▶ **How to complete this task**:
Your output must consist of the records printed verbatim, with the pictures excluded.

▶ **Material for this task**:
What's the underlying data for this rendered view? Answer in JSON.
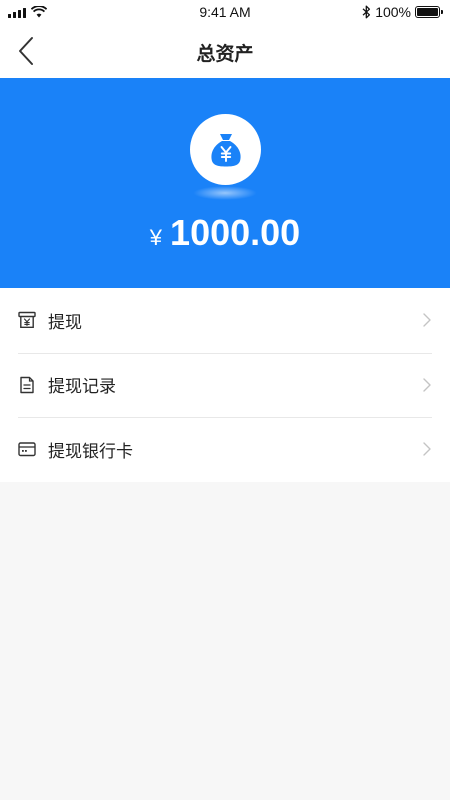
{
  "status_bar": {
    "time": "9:41 AM",
    "battery": "100%",
    "icons": [
      "signal-icon",
      "wifi-icon",
      "bluetooth-icon",
      "battery-icon"
    ]
  },
  "nav": {
    "title": "总资产",
    "back_icon": "back-chevron-icon"
  },
  "balance": {
    "currency_symbol": "¥",
    "amount": "1000.00",
    "icon": "money-bag-icon"
  },
  "menu": {
    "items": [
      {
        "label": "提现",
        "icon": "withdraw-icon"
      },
      {
        "label": "提现记录",
        "icon": "document-icon"
      },
      {
        "label": "提现银行卡",
        "icon": "bank-card-icon"
      }
    ]
  },
  "colors": {
    "accent": "#1a82f8",
    "background": "#f7f7f7",
    "surface": "#ffffff",
    "text": "#222222",
    "divider": "#e8e8e8",
    "chevron": "#c4c4c4"
  }
}
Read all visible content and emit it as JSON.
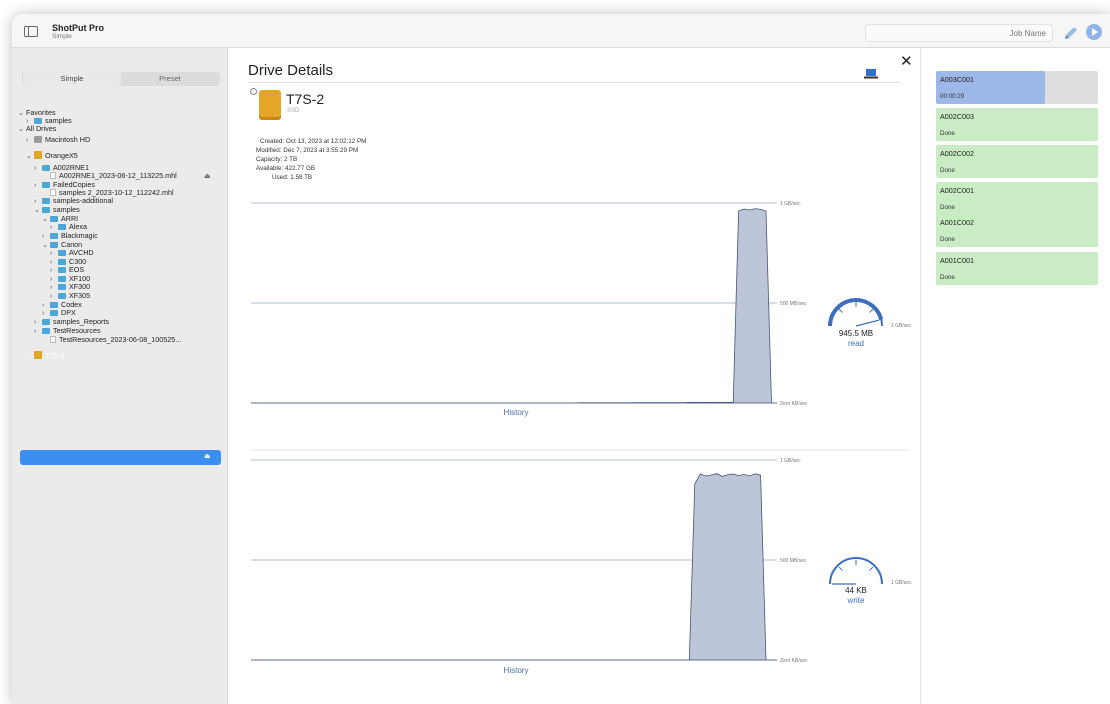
{
  "app": {
    "title": "ShotPut Pro",
    "mode": "Simple",
    "job_name_placeholder": "Job Name"
  },
  "sidebar": {
    "segments": [
      "Simple",
      "Preset"
    ],
    "tree": [
      {
        "label": "Favorites",
        "level": 0,
        "type": "section",
        "chev": "v"
      },
      {
        "label": "samples",
        "level": 1,
        "type": "folder",
        "chev": ">"
      },
      {
        "label": "All Drives",
        "level": 0,
        "type": "section",
        "chev": "v"
      },
      {
        "label": "Macintosh HD",
        "level": 1,
        "type": "hd",
        "chev": ">"
      },
      {
        "label": "OrangeX5",
        "level": 1,
        "type": "drive",
        "chev": "v"
      },
      {
        "label": "A002RNE1",
        "level": 2,
        "type": "folder",
        "chev": ">"
      },
      {
        "label": "A002RNE1_2023-06-12_113225.mhl",
        "level": 3,
        "type": "file",
        "chev": ""
      },
      {
        "label": "FailedCopies",
        "level": 2,
        "type": "folder",
        "chev": ">"
      },
      {
        "label": "samples 2_2023-10-12_112242.mhl",
        "level": 3,
        "type": "file",
        "chev": ""
      },
      {
        "label": "samples-additional",
        "level": 2,
        "type": "folder",
        "chev": ">"
      },
      {
        "label": "samples",
        "level": 2,
        "type": "folder",
        "chev": "v"
      },
      {
        "label": "ARRI",
        "level": 3,
        "type": "folder",
        "chev": "v"
      },
      {
        "label": "Alexa",
        "level": 4,
        "type": "folder",
        "chev": ">"
      },
      {
        "label": "Blackmagic",
        "level": 3,
        "type": "folder",
        "chev": ">"
      },
      {
        "label": "Canon",
        "level": 3,
        "type": "folder",
        "chev": "v"
      },
      {
        "label": "AVCHD",
        "level": 4,
        "type": "folder",
        "chev": ">"
      },
      {
        "label": "C300",
        "level": 4,
        "type": "folder",
        "chev": ">"
      },
      {
        "label": "EOS",
        "level": 4,
        "type": "folder",
        "chev": ">"
      },
      {
        "label": "XF100",
        "level": 4,
        "type": "folder",
        "chev": ">"
      },
      {
        "label": "XF300",
        "level": 4,
        "type": "folder",
        "chev": ">"
      },
      {
        "label": "XF305",
        "level": 4,
        "type": "folder",
        "chev": ">"
      },
      {
        "label": "Codex",
        "level": 3,
        "type": "folder",
        "chev": ">"
      },
      {
        "label": "DPX",
        "level": 3,
        "type": "folder",
        "chev": ">"
      },
      {
        "label": "samples_Reports",
        "level": 2,
        "type": "folder",
        "chev": ">"
      },
      {
        "label": "TestResources",
        "level": 2,
        "type": "folder",
        "chev": ">"
      },
      {
        "label": "TestResources_2023-06-08_100525...",
        "level": 3,
        "type": "file",
        "chev": ""
      },
      {
        "label": "T7S-2",
        "level": 1,
        "type": "drive",
        "chev": ">",
        "selected": true
      }
    ]
  },
  "main": {
    "heading": "Drive Details",
    "drive": {
      "name": "T7S-2",
      "type": "SSD",
      "created": "Created: Oct 13, 2023 at 12:02:12 PM",
      "modified": "Modified: Dec 7, 2023 at 3:55:29 PM",
      "capacity": "Capacity: 2 TB",
      "available": "Available: 422.77 GB",
      "used": "Used: 1.58 TB"
    },
    "read": {
      "value": "945.5 MB",
      "label": "read",
      "history_label": "History",
      "gauge_fraction": 0.92,
      "axis": [
        "1 GB/sec",
        "500 MB/sec",
        "Zero KB/sec"
      ],
      "gauge_max_label": "1 GB/sec"
    },
    "write": {
      "value": "44 KB",
      "label": "write",
      "history_label": "History",
      "gauge_fraction": 0.0,
      "axis": [
        "1 GB/sec",
        "500 MB/sec",
        "Zero KB/sec"
      ],
      "gauge_max_label": "1 GB/sec"
    }
  },
  "chart_data": [
    {
      "type": "area",
      "title": "",
      "ylabel": "",
      "ylim": [
        0,
        1000
      ],
      "y_unit": "MB/sec",
      "series": [
        {
          "values": [
            0,
            0,
            0,
            0,
            0,
            0,
            0,
            0,
            0,
            0,
            0,
            0,
            0,
            0,
            0,
            0,
            0,
            0,
            0,
            0,
            0,
            0,
            0,
            0,
            0,
            0,
            0,
            0,
            0,
            0,
            0,
            0,
            0,
            0,
            0,
            0,
            0,
            0,
            0,
            0,
            0,
            0,
            0,
            0,
            0,
            0,
            0,
            0,
            0,
            0,
            0,
            0,
            0,
            0,
            0,
            0,
            0,
            0,
            0,
            0,
            1,
            1,
            1,
            1,
            1,
            1,
            1,
            1,
            1,
            1,
            2,
            2,
            2,
            2,
            2,
            2,
            2,
            2,
            2,
            2,
            3,
            3,
            3,
            3,
            3,
            3,
            3,
            3,
            3,
            960,
            970,
            965,
            972,
            968,
            960,
            0,
            0
          ]
        }
      ]
    },
    {
      "type": "area",
      "title": "",
      "ylabel": "",
      "ylim": [
        0,
        1000
      ],
      "y_unit": "MB/sec",
      "series": [
        {
          "values": [
            0,
            0,
            0,
            0,
            0,
            0,
            0,
            0,
            0,
            0,
            0,
            0,
            0,
            0,
            0,
            0,
            0,
            0,
            0,
            0,
            0,
            0,
            0,
            0,
            0,
            0,
            0,
            0,
            0,
            0,
            0,
            0,
            0,
            0,
            0,
            0,
            0,
            0,
            0,
            0,
            0,
            0,
            0,
            0,
            0,
            0,
            0,
            0,
            0,
            0,
            0,
            0,
            0,
            0,
            0,
            0,
            0,
            0,
            0,
            0,
            0,
            0,
            0,
            0,
            0,
            0,
            0,
            0,
            0,
            0,
            0,
            0,
            0,
            0,
            0,
            0,
            0,
            0,
            0,
            0,
            0,
            880,
            930,
            920,
            925,
            932,
            918,
            926,
            930,
            922,
            928,
            920,
            931,
            924,
            0,
            0,
            0
          ]
        }
      ]
    }
  ],
  "jobs": [
    {
      "name": "A003C001",
      "status": "00:00:29",
      "state": "active",
      "progress": 0.67
    },
    {
      "name": "A002C003",
      "status": "Done",
      "state": "done"
    },
    {
      "name": "A002C002",
      "status": "Done",
      "state": "done"
    },
    {
      "name": "A002C001",
      "status": "Done",
      "state": "done"
    },
    {
      "name": "A001C002",
      "status": "Done",
      "state": "done"
    },
    {
      "name": "A001C001",
      "status": "Done",
      "state": "done"
    }
  ],
  "colors": {
    "accent": "#3a8ff0",
    "chart_fill": "#bcc6d8",
    "chart_line": "#44547a",
    "gauge": "#3e6fbe",
    "done_bg": "#c9ecc4",
    "active_bg": "#9db8e8"
  }
}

▶ **Exercise answer**:
What's the underlying data for this rendered view? Answer in JSON.
{
  "status_bar": {
    "time": "9:41 AM",
    "battery": "100%",
    "icons": [
      "signal-icon",
      "wifi-icon",
      "bluetooth-icon",
      "battery-icon"
    ]
  },
  "nav": {
    "title": "总资产",
    "back_icon": "back-chevron-icon"
  },
  "balance": {
    "currency_symbol": "¥",
    "amount": "1000.00",
    "icon": "money-bag-icon"
  },
  "menu": {
    "items": [
      {
        "label": "提现",
        "icon": "withdraw-icon"
      },
      {
        "label": "提现记录",
        "icon": "document-icon"
      },
      {
        "label": "提现银行卡",
        "icon": "bank-card-icon"
      }
    ]
  },
  "colors": {
    "accent": "#1a82f8",
    "background": "#f7f7f7",
    "surface": "#ffffff",
    "text": "#222222",
    "divider": "#e8e8e8",
    "chevron": "#c4c4c4"
  }
}
Read all visible content and emit it as JSON.
{
  "app": {
    "title": "ShotPut Pro",
    "mode": "Simple",
    "job_name_placeholder": "Job Name"
  },
  "sidebar": {
    "segments": [
      "Simple",
      "Preset"
    ],
    "tree": [
      {
        "label": "Favorites",
        "level": 0,
        "type": "section",
        "chev": "v"
      },
      {
        "label": "samples",
        "level": 1,
        "type": "folder",
        "chev": ">"
      },
      {
        "label": "All Drives",
        "level": 0,
        "type": "section",
        "chev": "v"
      },
      {
        "label": "Macintosh HD",
        "level": 1,
        "type": "hd",
        "chev": ">"
      },
      {
        "label": "OrangeX5",
        "level": 1,
        "type": "drive",
        "chev": "v"
      },
      {
        "label": "A002RNE1",
        "level": 2,
        "type": "folder",
        "chev": ">"
      },
      {
        "label": "A002RNE1_2023-06-12_113225.mhl",
        "level": 3,
        "type": "file",
        "chev": ""
      },
      {
        "label": "FailedCopies",
        "level": 2,
        "type": "folder",
        "chev": ">"
      },
      {
        "label": "samples 2_2023-10-12_112242.mhl",
        "level": 3,
        "type": "file",
        "chev": ""
      },
      {
        "label": "samples-additional",
        "level": 2,
        "type": "folder",
        "chev": ">"
      },
      {
        "label": "samples",
        "level": 2,
        "type": "folder",
        "chev": "v"
      },
      {
        "label": "ARRI",
        "level": 3,
        "type": "folder",
        "chev": "v"
      },
      {
        "label": "Alexa",
        "level": 4,
        "type": "folder",
        "chev": ">"
      },
      {
        "label": "Blackmagic",
        "level": 3,
        "type": "folder",
        "chev": ">"
      },
      {
        "label": "Canon",
        "level": 3,
        "type": "folder",
        "chev": "v"
      },
      {
        "label": "AVCHD",
        "level": 4,
        "type": "folder",
        "chev": ">"
      },
      {
        "label": "C300",
        "level": 4,
        "type": "folder",
        "chev": ">"
      },
      {
        "label": "EOS",
        "level": 4,
        "type": "folder",
        "chev": ">"
      },
      {
        "label": "XF100",
        "level": 4,
        "type": "folder",
        "chev": ">"
      },
      {
        "label": "XF300",
        "level": 4,
        "type": "folder",
        "chev": ">"
      },
      {
        "label": "XF305",
        "level": 4,
        "type": "folder",
        "chev": ">"
      },
      {
        "label": "Codex",
        "level": 3,
        "type": "folder",
        "chev": ">"
      },
      {
        "label": "DPX",
        "level": 3,
        "type": "folder",
        "chev": ">"
      },
      {
        "label": "samples_Reports",
        "level": 2,
        "type": "folder",
        "chev": ">"
      },
      {
        "label": "TestResources",
        "level": 2,
        "type": "folder",
        "chev": ">"
      },
      {
        "label": "TestResources_2023-06-08_100525...",
        "level": 3,
        "type": "file",
        "chev": ""
      },
      {
        "label": "T7S-2",
        "level": 1,
        "type": "drive",
        "chev": ">",
        "selected": true
      }
    ]
  },
  "main": {
    "heading": "Drive Details",
    "drive": {
      "name": "T7S-2",
      "type": "SSD",
      "created": "Created: Oct 13, 2023 at 12:02:12 PM",
      "modified": "Modified: Dec 7, 2023 at 3:55:29 PM",
      "capacity": "Capacity: 2 TB",
      "available": "Available: 422.77 GB",
      "used": "Used: 1.58 TB"
    },
    "read": {
      "value": "945.5 MB",
      "label": "read",
      "history_label": "History",
      "gauge_fraction": 0.92,
      "axis": [
        "1 GB/sec",
        "500 MB/sec",
        "Zero KB/sec"
      ],
      "gauge_max_label": "1 GB/sec"
    },
    "write": {
      "value": "44 KB",
      "label": "write",
      "history_label": "History",
      "gauge_fraction": 0.0,
      "axis": [
        "1 GB/sec",
        "500 MB/sec",
        "Zero KB/sec"
      ],
      "gauge_max_label": "1 GB/sec"
    }
  },
  "chart_data": [
    {
      "type": "area",
      "title": "",
      "ylabel": "",
      "ylim": [
        0,
        1000
      ],
      "y_unit": "MB/sec",
      "series": [
        {
          "values": [
            0,
            0,
            0,
            0,
            0,
            0,
            0,
            0,
            0,
            0,
            0,
            0,
            0,
            0,
            0,
            0,
            0,
            0,
            0,
            0,
            0,
            0,
            0,
            0,
            0,
            0,
            0,
            0,
            0,
            0,
            0,
            0,
            0,
            0,
            0,
            0,
            0,
            0,
            0,
            0,
            0,
            0,
            0,
            0,
            0,
            0,
            0,
            0,
            0,
            0,
            0,
            0,
            0,
            0,
            0,
            0,
            0,
            0,
            0,
            0,
            1,
            1,
            1,
            1,
            1,
            1,
            1,
            1,
            1,
            1,
            2,
            2,
            2,
            2,
            2,
            2,
            2,
            2,
            2,
            2,
            3,
            3,
            3,
            3,
            3,
            3,
            3,
            3,
            3,
            960,
            970,
            965,
            972,
            968,
            960,
            0,
            0
          ]
        }
      ]
    },
    {
      "type": "area",
      "title": "",
      "ylabel": "",
      "ylim": [
        0,
        1000
      ],
      "y_unit": "MB/sec",
      "series": [
        {
          "values": [
            0,
            0,
            0,
            0,
            0,
            0,
            0,
            0,
            0,
            0,
            0,
            0,
            0,
            0,
            0,
            0,
            0,
            0,
            0,
            0,
            0,
            0,
            0,
            0,
            0,
            0,
            0,
            0,
            0,
            0,
            0,
            0,
            0,
            0,
            0,
            0,
            0,
            0,
            0,
            0,
            0,
            0,
            0,
            0,
            0,
            0,
            0,
            0,
            0,
            0,
            0,
            0,
            0,
            0,
            0,
            0,
            0,
            0,
            0,
            0,
            0,
            0,
            0,
            0,
            0,
            0,
            0,
            0,
            0,
            0,
            0,
            0,
            0,
            0,
            0,
            0,
            0,
            0,
            0,
            0,
            0,
            880,
            930,
            920,
            925,
            932,
            918,
            926,
            930,
            922,
            928,
            920,
            931,
            924,
            0,
            0,
            0
          ]
        }
      ]
    }
  ],
  "jobs": [
    {
      "name": "A003C001",
      "status": "00:00:29",
      "state": "active",
      "progress": 0.67
    },
    {
      "name": "A002C003",
      "status": "Done",
      "state": "done"
    },
    {
      "name": "A002C002",
      "status": "Done",
      "state": "done"
    },
    {
      "name": "A002C001",
      "status": "Done",
      "state": "done"
    },
    {
      "name": "A001C002",
      "status": "Done",
      "state": "done"
    },
    {
      "name": "A001C001",
      "status": "Done",
      "state": "done"
    }
  ],
  "colors": {
    "accent": "#3a8ff0",
    "chart_fill": "#bcc6d8",
    "chart_line": "#44547a",
    "gauge": "#3e6fbe",
    "done_bg": "#c9ecc4",
    "active_bg": "#9db8e8"
  }
}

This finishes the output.